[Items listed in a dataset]
○ ○ ○ ○ ○ ○ ○

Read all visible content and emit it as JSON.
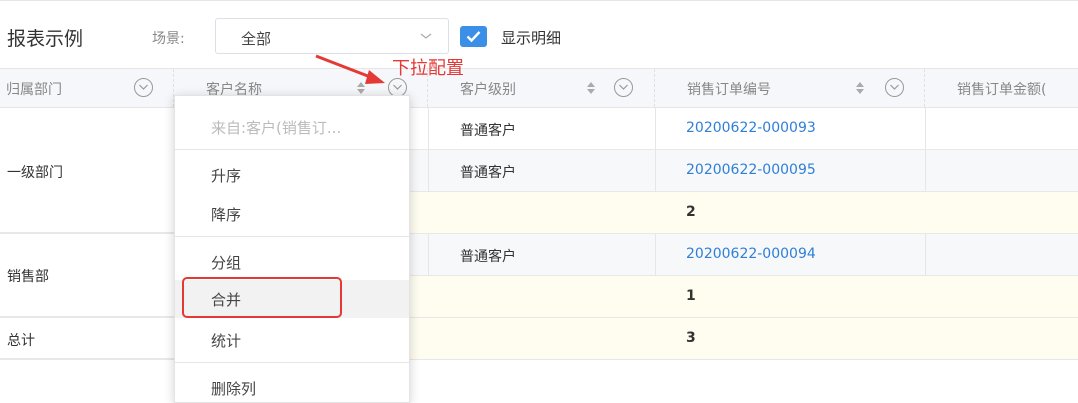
{
  "toolbar": {
    "title": "报表示例",
    "scene_label": "场景:",
    "scene_value": "全部",
    "show_detail_label": "显示明细",
    "show_detail_checked": true
  },
  "annotation": "下拉配置",
  "table": {
    "columns": [
      "归属部门",
      "客户名称",
      "客户级别",
      "销售订单编号",
      "销售订单金额("
    ],
    "rows": {
      "r1": {
        "level": "普通客户",
        "order": "20200622-000093"
      },
      "r2": {
        "dept": "一级部门",
        "level": "普通客户",
        "order": "20200622-000095"
      },
      "r3": {
        "count": "2"
      },
      "r4": {
        "dept": "销售部",
        "level": "普通客户",
        "order": "20200622-000094"
      },
      "r5": {
        "count": "1"
      },
      "r6": {
        "dept": "总计",
        "count": "3"
      }
    }
  },
  "menu": {
    "source": "来自:客户(销售订...",
    "asc": "升序",
    "desc": "降序",
    "group": "分组",
    "merge": "合并",
    "stat": "统计",
    "delete": "删除列"
  },
  "colors": {
    "accent": "#3b8fe6",
    "annotation": "#e53935",
    "link": "#2f7fd8",
    "subtotal_bg": "#fffdf0"
  }
}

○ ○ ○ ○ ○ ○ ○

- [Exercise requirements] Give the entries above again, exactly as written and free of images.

- [Solution for this exercise]
Read all visible content and emit it as JSON.
{
  "toolbar": {
    "title": "报表示例",
    "scene_label": "场景:",
    "scene_value": "全部",
    "show_detail_label": "显示明细",
    "show_detail_checked": true
  },
  "annotation": "下拉配置",
  "table": {
    "columns": [
      "归属部门",
      "客户名称",
      "客户级别",
      "销售订单编号",
      "销售订单金额("
    ],
    "rows": {
      "r1": {
        "level": "普通客户",
        "order": "20200622-000093"
      },
      "r2": {
        "dept": "一级部门",
        "level": "普通客户",
        "order": "20200622-000095"
      },
      "r3": {
        "count": "2"
      },
      "r4": {
        "dept": "销售部",
        "level": "普通客户",
        "order": "20200622-000094"
      },
      "r5": {
        "count": "1"
      },
      "r6": {
        "dept": "总计",
        "count": "3"
      }
    }
  },
  "menu": {
    "source": "来自:客户(销售订...",
    "asc": "升序",
    "desc": "降序",
    "group": "分组",
    "merge": "合并",
    "stat": "统计",
    "delete": "删除列"
  },
  "colors": {
    "accent": "#3b8fe6",
    "annotation": "#e53935",
    "link": "#2f7fd8",
    "subtotal_bg": "#fffdf0"
  }
}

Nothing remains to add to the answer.